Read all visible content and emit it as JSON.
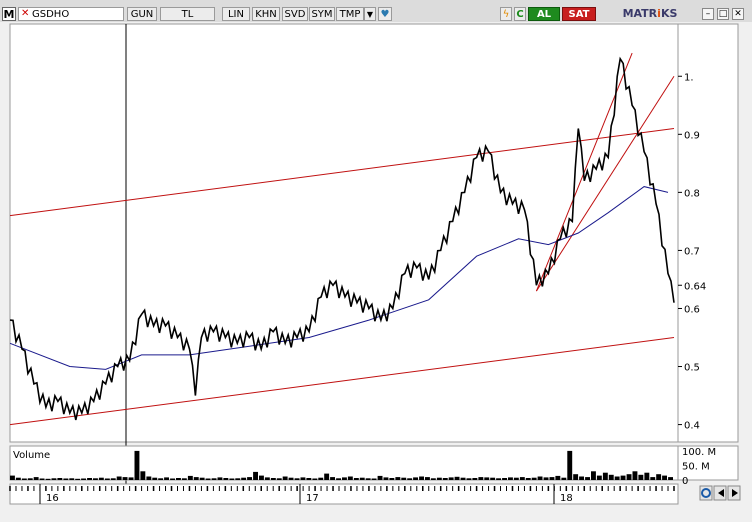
{
  "toolbar": {
    "menu_label": "M",
    "symbol": "GSDHO",
    "buttons": [
      {
        "label": "GUN"
      },
      {
        "label": "TL"
      },
      {
        "label": "LIN"
      },
      {
        "label": "KHN"
      },
      {
        "label": "SVD"
      },
      {
        "label": "SYM"
      },
      {
        "label": "TMP"
      }
    ],
    "buy_label": "AL",
    "sell_label": "SAT",
    "logo_prefix": "MATR",
    "logo_mark": "i",
    "logo_suffix": "KS",
    "refresh_label": "C"
  },
  "colors": {
    "price": "#000000",
    "moving_average": "#1a1a8c",
    "trend_lines": "#c01010",
    "volume": "#000000",
    "background": "#ffffff"
  },
  "chart_data": {
    "type": "line",
    "x_tick_labels": [
      "16",
      "17",
      "18"
    ],
    "y_ticks": [
      0.4,
      0.5,
      0.6,
      0.7,
      0.8,
      0.9,
      1.0
    ],
    "y_tick_labels": [
      "0.4",
      "0.5",
      "0.6",
      "0.7",
      "0.8",
      "0.9",
      "1.",
      "0.64"
    ],
    "ylim": [
      0.37,
      1.09
    ],
    "last_value": 0.64,
    "price_series": [
      {
        "x": 0,
        "y": 0.58
      },
      {
        "x": 2,
        "y": 0.53
      },
      {
        "x": 4,
        "y": 0.47
      },
      {
        "x": 6,
        "y": 0.43
      },
      {
        "x": 8,
        "y": 0.44
      },
      {
        "x": 10,
        "y": 0.42
      },
      {
        "x": 12,
        "y": 0.42
      },
      {
        "x": 14,
        "y": 0.44
      },
      {
        "x": 16,
        "y": 0.47
      },
      {
        "x": 18,
        "y": 0.5
      },
      {
        "x": 20,
        "y": 0.51
      },
      {
        "x": 22,
        "y": 0.59
      },
      {
        "x": 24,
        "y": 0.57
      },
      {
        "x": 26,
        "y": 0.57
      },
      {
        "x": 28,
        "y": 0.55
      },
      {
        "x": 30,
        "y": 0.53
      },
      {
        "x": 31,
        "y": 0.45
      },
      {
        "x": 32,
        "y": 0.55
      },
      {
        "x": 34,
        "y": 0.56
      },
      {
        "x": 36,
        "y": 0.55
      },
      {
        "x": 38,
        "y": 0.54
      },
      {
        "x": 40,
        "y": 0.55
      },
      {
        "x": 42,
        "y": 0.53
      },
      {
        "x": 44,
        "y": 0.56
      },
      {
        "x": 46,
        "y": 0.54
      },
      {
        "x": 48,
        "y": 0.55
      },
      {
        "x": 50,
        "y": 0.56
      },
      {
        "x": 52,
        "y": 0.62
      },
      {
        "x": 54,
        "y": 0.64
      },
      {
        "x": 56,
        "y": 0.62
      },
      {
        "x": 58,
        "y": 0.61
      },
      {
        "x": 60,
        "y": 0.6
      },
      {
        "x": 62,
        "y": 0.58
      },
      {
        "x": 64,
        "y": 0.6
      },
      {
        "x": 66,
        "y": 0.66
      },
      {
        "x": 68,
        "y": 0.67
      },
      {
        "x": 70,
        "y": 0.65
      },
      {
        "x": 72,
        "y": 0.7
      },
      {
        "x": 74,
        "y": 0.75
      },
      {
        "x": 76,
        "y": 0.8
      },
      {
        "x": 78,
        "y": 0.86
      },
      {
        "x": 80,
        "y": 0.87
      },
      {
        "x": 82,
        "y": 0.8
      },
      {
        "x": 84,
        "y": 0.78
      },
      {
        "x": 86,
        "y": 0.77
      },
      {
        "x": 88,
        "y": 0.64
      },
      {
        "x": 90,
        "y": 0.66
      },
      {
        "x": 92,
        "y": 0.72
      },
      {
        "x": 94,
        "y": 0.75
      },
      {
        "x": 95,
        "y": 0.91
      },
      {
        "x": 96,
        "y": 0.82
      },
      {
        "x": 98,
        "y": 0.84
      },
      {
        "x": 100,
        "y": 0.86
      },
      {
        "x": 102,
        "y": 1.03
      },
      {
        "x": 104,
        "y": 0.95
      },
      {
        "x": 106,
        "y": 0.87
      },
      {
        "x": 108,
        "y": 0.78
      },
      {
        "x": 110,
        "y": 0.66
      },
      {
        "x": 111,
        "y": 0.61
      }
    ],
    "moving_average": [
      {
        "x": 0,
        "y": 0.54
      },
      {
        "x": 10,
        "y": 0.5
      },
      {
        "x": 16,
        "y": 0.495
      },
      {
        "x": 22,
        "y": 0.52
      },
      {
        "x": 30,
        "y": 0.52
      },
      {
        "x": 40,
        "y": 0.535
      },
      {
        "x": 50,
        "y": 0.55
      },
      {
        "x": 60,
        "y": 0.58
      },
      {
        "x": 70,
        "y": 0.615
      },
      {
        "x": 78,
        "y": 0.69
      },
      {
        "x": 85,
        "y": 0.72
      },
      {
        "x": 90,
        "y": 0.71
      },
      {
        "x": 95,
        "y": 0.73
      },
      {
        "x": 100,
        "y": 0.765
      },
      {
        "x": 106,
        "y": 0.81
      },
      {
        "x": 110,
        "y": 0.8
      }
    ],
    "trend_lines": [
      {
        "x1": 0,
        "y1": 0.76,
        "x2": 111,
        "y2": 0.91
      },
      {
        "x1": 0,
        "y1": 0.4,
        "x2": 111,
        "y2": 0.55
      },
      {
        "x1": 88,
        "y1": 0.63,
        "x2": 104,
        "y2": 1.04
      },
      {
        "x1": 88,
        "y1": 0.63,
        "x2": 111,
        "y2": 1.0
      }
    ],
    "volume": {
      "label": "Volume",
      "tick_labels": [
        "100. M",
        "50. M",
        "0"
      ],
      "ylim": [
        0,
        110
      ],
      "values": [
        15,
        8,
        5,
        6,
        10,
        5,
        4,
        6,
        7,
        5,
        6,
        4,
        5,
        7,
        6,
        8,
        5,
        6,
        12,
        10,
        9,
        100,
        30,
        12,
        8,
        6,
        9,
        5,
        7,
        6,
        14,
        10,
        8,
        5,
        6,
        9,
        7,
        5,
        6,
        8,
        10,
        28,
        15,
        9,
        7,
        6,
        12,
        8,
        6,
        9,
        7,
        5,
        8,
        22,
        10,
        6,
        9,
        12,
        7,
        8,
        6,
        5,
        14,
        9,
        7,
        10,
        8,
        6,
        9,
        12,
        10,
        6,
        8,
        7,
        9,
        11,
        8,
        6,
        7,
        10,
        9,
        8,
        6,
        7,
        9,
        8,
        10,
        7,
        8,
        12,
        9,
        10,
        14,
        8,
        100,
        20,
        12,
        10,
        30,
        15,
        25,
        18,
        12,
        15,
        20,
        30,
        18,
        25,
        10,
        20,
        15,
        10
      ]
    }
  }
}
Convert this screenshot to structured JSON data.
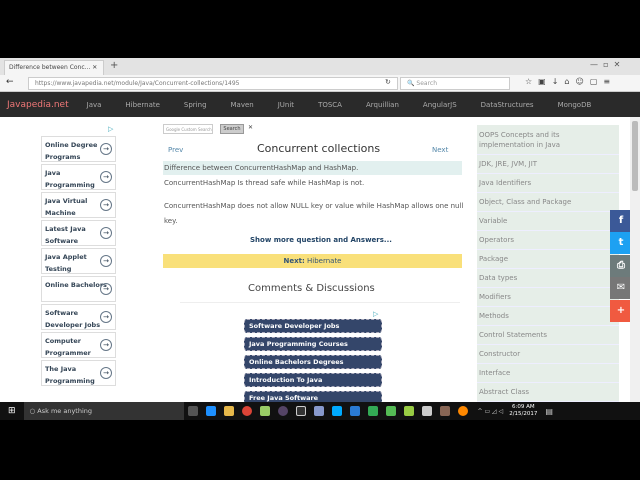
{
  "browser": {
    "tab_title": "Difference between Conc...",
    "url": "https://www.javapedia.net/module/Java/Concurrent-collections/1495",
    "search_placeholder": "Search"
  },
  "nav": {
    "brand": "Javapedia.net",
    "items": [
      "Java",
      "Hibernate",
      "Spring",
      "Maven",
      "JUnit",
      "TOSCA",
      "Arquillian",
      "AngularJS",
      "DataStructures",
      "MongoDB"
    ]
  },
  "left_ads": [
    "Online Degree Programs",
    "Java Programming",
    "Java Virtual Machine",
    "Latest Java Software",
    "Java Applet Testing",
    "Online Bachelors",
    "Software Developer Jobs",
    "Computer Programmer",
    "The Java Programming"
  ],
  "main": {
    "google_search_placeholder": "Google Custom Search",
    "search_button": "Search",
    "prev": "Prev",
    "title": "Concurrent collections",
    "next": "Next",
    "question": "Difference between ConcurrentHashMap and HashMap.",
    "answer1": "ConcurrentHashMap Is thread safe while HashMap is not.",
    "answer2": "ConcurrentHashMap does not allow NULL key or value while HashMap allows one null key.",
    "show_more": "Show more question and Answers...",
    "next_label": "Next:",
    "next_topic": "Hibernate",
    "comments_title": "Comments & Discussions",
    "ad_buttons": [
      "Software Developer Jobs",
      "Java Programming Courses",
      "Online Bachelors Degrees",
      "Introduction To Java",
      "Free Java Software"
    ]
  },
  "right_menu": [
    "OOPS Concepts and its implementation in Java",
    "JDK, JRE, JVM, JIT",
    "Java Identifiers",
    "Object, Class and Package",
    "Variable",
    "Operators",
    "Package",
    "Data types",
    "Modifiers",
    "Methods",
    "Control Statements",
    "Constructor",
    "Interface",
    "Abstract Class"
  ],
  "taskbar": {
    "cortana": "Ask me anything",
    "time": "6:09 AM",
    "date": "2/15/2017"
  }
}
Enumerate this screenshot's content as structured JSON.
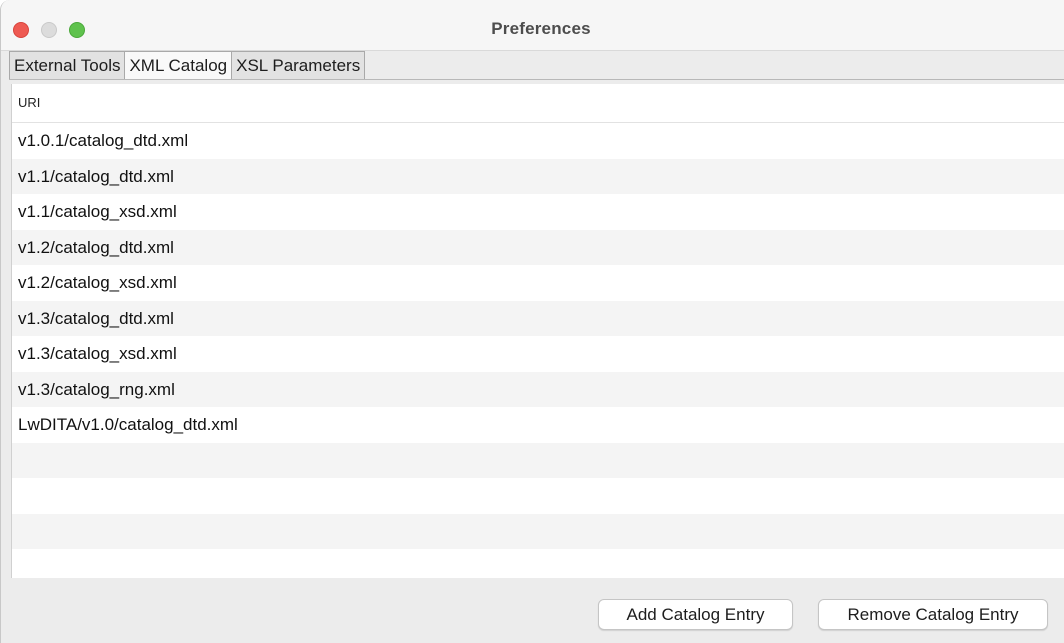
{
  "window": {
    "title": "Preferences"
  },
  "tabs": [
    {
      "label": "External Tools",
      "active": false
    },
    {
      "label": "XML Catalog",
      "active": true
    },
    {
      "label": "XSL Parameters",
      "active": false
    }
  ],
  "table": {
    "column_header": "URI",
    "rows": [
      "v1.0.1/catalog_dtd.xml",
      "v1.1/catalog_dtd.xml",
      "v1.1/catalog_xsd.xml",
      "v1.2/catalog_dtd.xml",
      "v1.2/catalog_xsd.xml",
      "v1.3/catalog_dtd.xml",
      "v1.3/catalog_xsd.xml",
      "v1.3/catalog_rng.xml",
      "LwDITA/v1.0/catalog_dtd.xml",
      "",
      "",
      "",
      ""
    ]
  },
  "buttons": {
    "add": "Add Catalog Entry",
    "remove": "Remove Catalog Entry"
  },
  "colors": {
    "close": "#ee5a52",
    "minimize": "#dcdcdc",
    "maximize": "#5fc24d",
    "row_alt": "#f4f4f4"
  }
}
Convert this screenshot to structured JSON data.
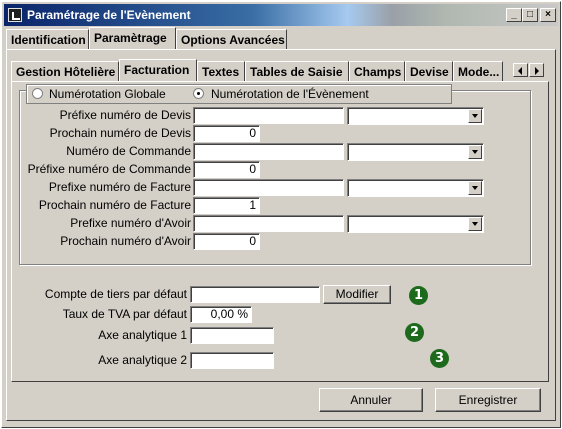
{
  "window": {
    "title": "Paramétrage de l'Evènement",
    "minimize": "_",
    "maximize": "□",
    "close": "×"
  },
  "main_tabs": [
    {
      "label": "Identification"
    },
    {
      "label": "Paramètrage"
    },
    {
      "label": "Options Avancées"
    }
  ],
  "sub_tabs": [
    {
      "label": "Gestion Hôtelière"
    },
    {
      "label": "Facturation"
    },
    {
      "label": "Textes"
    },
    {
      "label": "Tables de Saisie"
    },
    {
      "label": "Champs"
    },
    {
      "label": "Devise"
    },
    {
      "label": "Mode..."
    }
  ],
  "numbering": {
    "global_label": "Numérotation Globale",
    "event_label": "Numérotation de l'Évènement",
    "selected": "event"
  },
  "form_rows": [
    {
      "label": "Préfixe numéro de Devis",
      "value": "",
      "combo": ""
    },
    {
      "label": "Prochain numéro de Devis",
      "value": "0"
    },
    {
      "label": "Numéro de Commande",
      "value": "",
      "combo": ""
    },
    {
      "label": "Préfixe numéro de Commande",
      "value": "0"
    },
    {
      "label": "Prefixe numéro de Facture",
      "value": "",
      "combo": ""
    },
    {
      "label": "Prochain numéro de Facture",
      "value": "1"
    },
    {
      "label": "Prefixe numéro d'Avoir",
      "value": "",
      "combo": ""
    },
    {
      "label": "Prochain numéro d'Avoir",
      "value": "0"
    }
  ],
  "lower": {
    "tiers_label": "Compte de tiers par défaut",
    "tiers_value": "",
    "modify_button": "Modifier",
    "tva_label": "Taux de TVA par défaut",
    "tva_value": "0,00 %",
    "axe1_label": "Axe analytique 1",
    "axe1_value": "",
    "axe2_label": "Axe analytique 2",
    "axe2_value": ""
  },
  "markers": [
    "1",
    "2",
    "3"
  ],
  "marker_color": "#1d6a1d",
  "footer": {
    "cancel": "Annuler",
    "save": "Enregistrer"
  }
}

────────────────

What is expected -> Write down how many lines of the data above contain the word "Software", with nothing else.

Written solution -> 4